Living with fewer possessions has many positive effects on our lives. It does not mean that we should deprive ourselves, but that we should simply reduce our possessions to the essentials: what we need and what we love. Everything else has no place in our home, our mind and our body; everything else brings us negative energy.

April is a perfect time to do a spring clean, so why not take this opportunity to clear that clutter that blocks your energy?

A great book on this subject is Clear Your Clutter, which explains the negative energetic and psychological effects of hoarding and the positive ones of clearing.

Think Locally

18 Jan

We don’t necessarily need to move to a different city or different country in order to change our lifestyle: sometimes, all we need to do is change our current habits and a whole new world will open itself up. For those of us living in the city, one thing that could have a colossal effect on our lifestyle is simply choosing ‘to go local’.

In a cosmopolitan capital like London, we are constantly taught to think globally. We are encouraged to expand our vision of the world so widely that we are always aware of what is going on across the globe. Yet despite having such a good knowledge of the larger picture, Londoners  often don’t have a clue about what is happening in their own neighbourhood. We put so much importance on the big things, that the small things seem insignificant.

As a student, all of my activities took place in central London. I would go into town for lessons, for coffee with friends, for shopping, for a walk, for dance class, for language class, for bars and clubs and all evening events. The only time I spent in my area was to come back home to sleep! It seemed like central London contained the world, and I yearned to discover bigger things than my calm residential area could ever offer. Or so it seemed.

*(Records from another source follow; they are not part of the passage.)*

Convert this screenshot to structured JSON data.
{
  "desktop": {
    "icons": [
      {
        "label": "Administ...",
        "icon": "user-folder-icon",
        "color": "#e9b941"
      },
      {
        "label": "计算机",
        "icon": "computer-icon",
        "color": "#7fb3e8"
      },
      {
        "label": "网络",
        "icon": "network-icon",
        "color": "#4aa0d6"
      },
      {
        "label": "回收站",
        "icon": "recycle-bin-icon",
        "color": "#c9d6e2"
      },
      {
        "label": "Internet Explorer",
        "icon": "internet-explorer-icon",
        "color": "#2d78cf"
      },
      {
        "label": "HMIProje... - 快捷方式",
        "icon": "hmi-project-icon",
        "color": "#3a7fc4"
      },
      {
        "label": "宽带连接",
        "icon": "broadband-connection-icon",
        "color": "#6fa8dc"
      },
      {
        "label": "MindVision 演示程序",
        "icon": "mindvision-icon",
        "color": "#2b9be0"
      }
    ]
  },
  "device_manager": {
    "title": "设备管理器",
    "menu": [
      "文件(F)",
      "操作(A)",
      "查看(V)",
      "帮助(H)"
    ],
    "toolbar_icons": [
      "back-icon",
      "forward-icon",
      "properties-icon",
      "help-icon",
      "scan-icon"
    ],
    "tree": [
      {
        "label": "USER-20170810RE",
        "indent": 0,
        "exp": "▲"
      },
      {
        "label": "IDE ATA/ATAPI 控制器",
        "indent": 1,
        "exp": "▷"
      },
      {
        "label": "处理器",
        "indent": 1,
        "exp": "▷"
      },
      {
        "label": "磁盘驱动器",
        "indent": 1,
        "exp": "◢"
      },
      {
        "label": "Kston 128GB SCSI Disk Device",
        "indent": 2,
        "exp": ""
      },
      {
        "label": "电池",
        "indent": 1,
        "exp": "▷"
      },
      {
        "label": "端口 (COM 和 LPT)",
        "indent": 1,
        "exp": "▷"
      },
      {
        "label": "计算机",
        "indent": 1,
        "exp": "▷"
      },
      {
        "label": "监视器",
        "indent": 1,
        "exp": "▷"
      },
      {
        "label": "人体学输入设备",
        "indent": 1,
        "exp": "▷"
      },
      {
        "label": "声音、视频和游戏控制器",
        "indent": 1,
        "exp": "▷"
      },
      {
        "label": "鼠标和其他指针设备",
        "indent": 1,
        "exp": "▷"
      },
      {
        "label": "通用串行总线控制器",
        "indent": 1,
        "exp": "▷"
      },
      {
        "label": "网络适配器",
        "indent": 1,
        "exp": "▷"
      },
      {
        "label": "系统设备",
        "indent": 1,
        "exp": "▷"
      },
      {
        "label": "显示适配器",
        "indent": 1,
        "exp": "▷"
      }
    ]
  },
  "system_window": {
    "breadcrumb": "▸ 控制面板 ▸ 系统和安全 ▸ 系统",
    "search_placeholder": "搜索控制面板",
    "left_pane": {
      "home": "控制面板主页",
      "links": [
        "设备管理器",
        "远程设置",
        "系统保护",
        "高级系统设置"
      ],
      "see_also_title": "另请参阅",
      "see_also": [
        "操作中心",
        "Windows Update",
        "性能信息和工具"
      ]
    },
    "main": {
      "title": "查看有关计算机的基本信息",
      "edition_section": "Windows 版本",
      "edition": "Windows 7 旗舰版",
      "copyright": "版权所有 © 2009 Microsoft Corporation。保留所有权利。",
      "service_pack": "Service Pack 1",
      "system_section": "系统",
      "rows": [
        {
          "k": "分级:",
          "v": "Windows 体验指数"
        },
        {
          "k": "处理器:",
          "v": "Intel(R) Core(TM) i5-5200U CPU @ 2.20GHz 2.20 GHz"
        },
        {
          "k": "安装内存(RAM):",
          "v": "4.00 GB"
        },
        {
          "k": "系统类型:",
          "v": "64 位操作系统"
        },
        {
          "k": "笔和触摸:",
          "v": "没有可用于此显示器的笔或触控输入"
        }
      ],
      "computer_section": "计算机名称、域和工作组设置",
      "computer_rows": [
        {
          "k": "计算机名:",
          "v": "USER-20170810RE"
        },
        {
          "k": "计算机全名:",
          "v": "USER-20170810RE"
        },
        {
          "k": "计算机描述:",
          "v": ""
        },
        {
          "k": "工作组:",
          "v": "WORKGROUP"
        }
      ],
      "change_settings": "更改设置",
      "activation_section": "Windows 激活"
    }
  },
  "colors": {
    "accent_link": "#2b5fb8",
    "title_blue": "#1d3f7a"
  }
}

For the past four months I have, voluntarily but subconsciously, been keeping my movements very local. And I was amazed to recognise the effects of this choice. I am calmer and more sure of myself; I have discovered my natural routine, in which I have more free time than before; I have saved money and drastically reduced my consumption. Simply spending more time in a more peaceful area of the city has remarkably slowed down my pace of life, and this in turn has given my body time to rest, my mind silence to quieten and my soul space to breathe. I feel more stable, more comfortable, more together. Empty streets, calm movements and disengagement from time have helped me rediscover my individuality.

Regaining a sense of individuality is probably one of the best things that being actively present in the local community has given me. I no longer feel like just another face in a mass of people on the tube, just another employee on the way to work, just another consumer being carried in a crowd. I am an individual who makes a noticeable contribution to the things around her. Working in the bookshop I give honest recommendations, I can put a smile on someone’s face or engage in an interesting conversation. I have got to know the sales girls at the local food store by face, and our exchange is the warmer for our small acquaintance. I always share a joke and have a chat with the guys in the local wine shop. I often recognise the people who pass me on the street, from having met or known them at some point during my time in the neighbourhood.

In the capital we are always being encouraged to make a difference, to do something good for the world, to ‘think big’. But in order to have any grasp at all of the bigger picture, we must understand the small pieces that hold it together. It is by making a constant positive contribution to the things that are closest to us that we will be able to move on to bigger things. As the proverb goes: charity begins at home. If we learn to live lovingly and peacefully with the people and things in our vicinity, then the rest of the world won’t seem like such a big challenge. If we take notice and make a contribution to what is available locally, we will not only make positive changes to our own lives but touch the lives of many others far more deeply than if we were trying to save the entire world. Our most precious things are at our fingertips.